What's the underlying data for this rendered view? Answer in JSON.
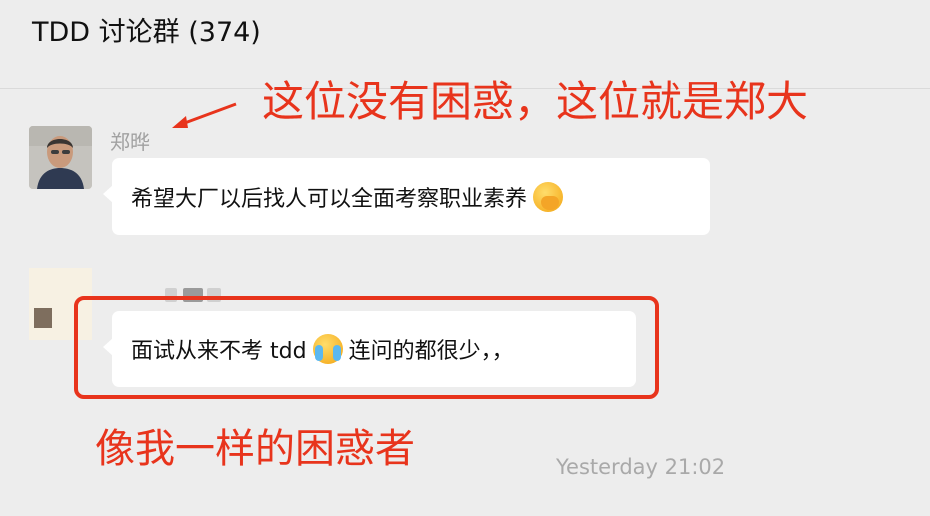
{
  "header": {
    "title": "TDD 讨论群 (374)"
  },
  "annotations": {
    "top": "这位没有困惑，这位就是郑大",
    "bottom": "像我一样的困惑者"
  },
  "messages": [
    {
      "sender": "郑晔",
      "text": "希望大厂以后找人可以全面考察职业素养",
      "emoji": "hand-over-mouth-emoji"
    },
    {
      "sender": "",
      "text_before": "面试从来不考 tdd",
      "emoji": "loudly-crying-emoji",
      "text_after": " 连问的都很少，，"
    }
  ],
  "timestamp": "Yesterday 21:02",
  "colors": {
    "annotation": "#e8341c",
    "background": "#ededed",
    "bubble": "#ffffff"
  }
}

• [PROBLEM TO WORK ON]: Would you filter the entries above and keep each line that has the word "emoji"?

• [RESULT BELOW]:
      "emoji": "hand-over-mouth-emoji"
      "emoji": "loudly-crying-emoji",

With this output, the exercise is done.